BEGIN DATA SECTION

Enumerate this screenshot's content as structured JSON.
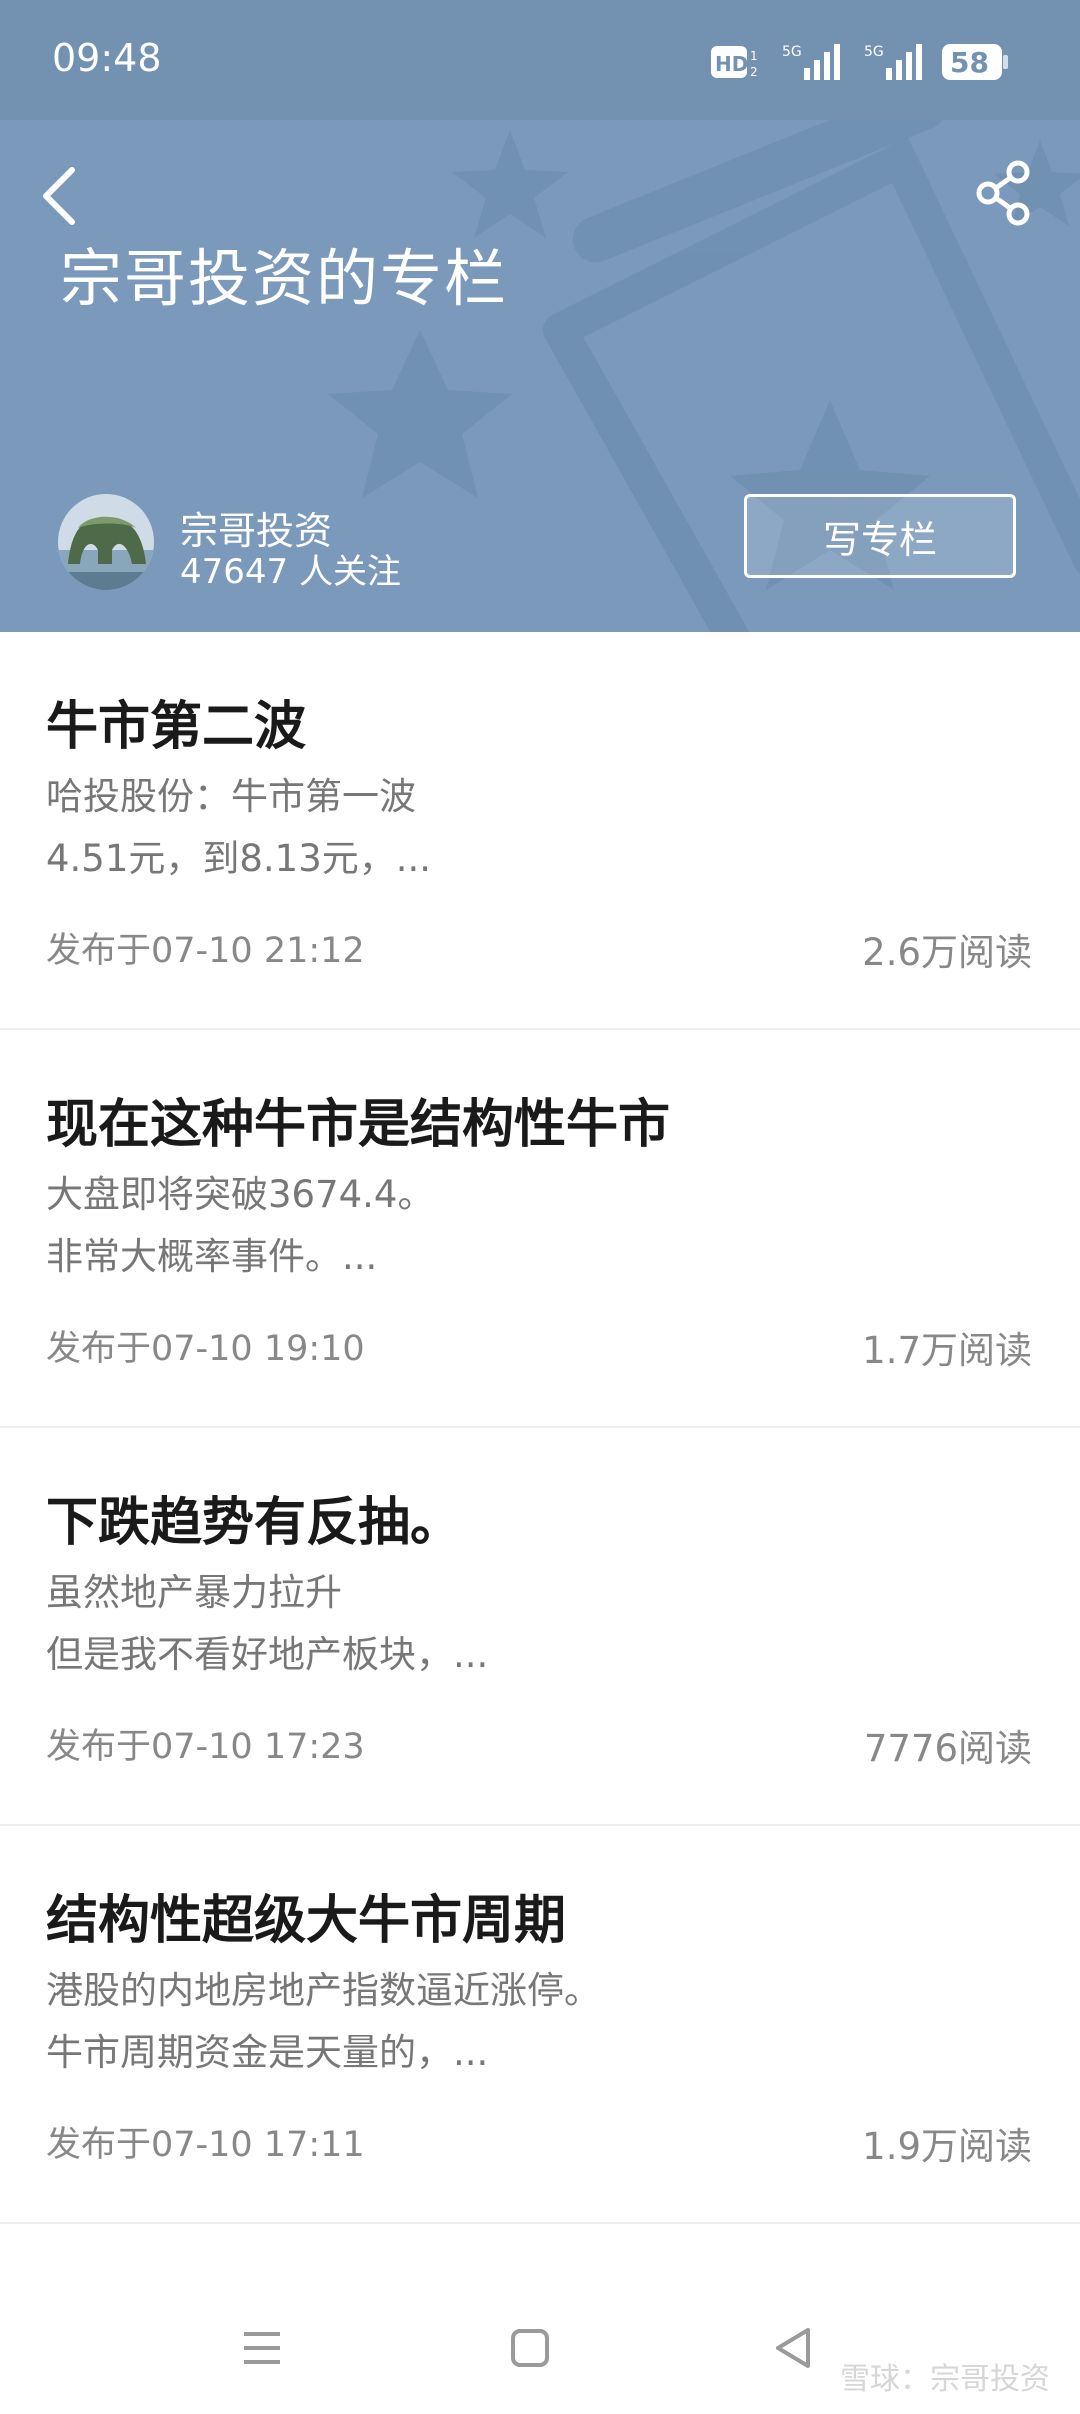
{
  "status_bar": {
    "time": "09:48",
    "battery": "58"
  },
  "header": {
    "title": "宗哥投资的专栏",
    "author_name": "宗哥投资",
    "followers": "47647 人关注",
    "write_button": "写专栏",
    "background_color": "#7b9abb"
  },
  "articles": [
    {
      "title": "牛市第二波",
      "line1": "哈投股份：牛市第一波",
      "line2": "4.51元，到8.13元，...",
      "date": "发布于07-10 21:12",
      "reads": "2.6万阅读"
    },
    {
      "title": "现在这种牛市是结构性牛市",
      "line1": "大盘即将突破3674.4。",
      "line2": "非常大概率事件。...",
      "date": "发布于07-10 19:10",
      "reads": "1.7万阅读"
    },
    {
      "title": "下跌趋势有反抽。",
      "line1": "虽然地产暴力拉升",
      "line2": "但是我不看好地产板块，...",
      "date": "发布于07-10 17:23",
      "reads": "7776阅读"
    },
    {
      "title": "结构性超级大牛市周期",
      "line1": "港股的内地房地产指数逼近涨停。",
      "line2": "牛市周期资金是天量的，...",
      "date": "发布于07-10 17:11",
      "reads": "1.9万阅读"
    }
  ],
  "watermark": "雪球：宗哥投资"
}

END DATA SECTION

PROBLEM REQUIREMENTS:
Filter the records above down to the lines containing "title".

OUTPUT FOR THIS TASK:
    "title": "宗哥投资的专栏",
      "title": "牛市第二波",
      "title": "现在这种牛市是结构性牛市",
      "title": "下跌趋势有反抽。",
      "title": "结构性超级大牛市周期",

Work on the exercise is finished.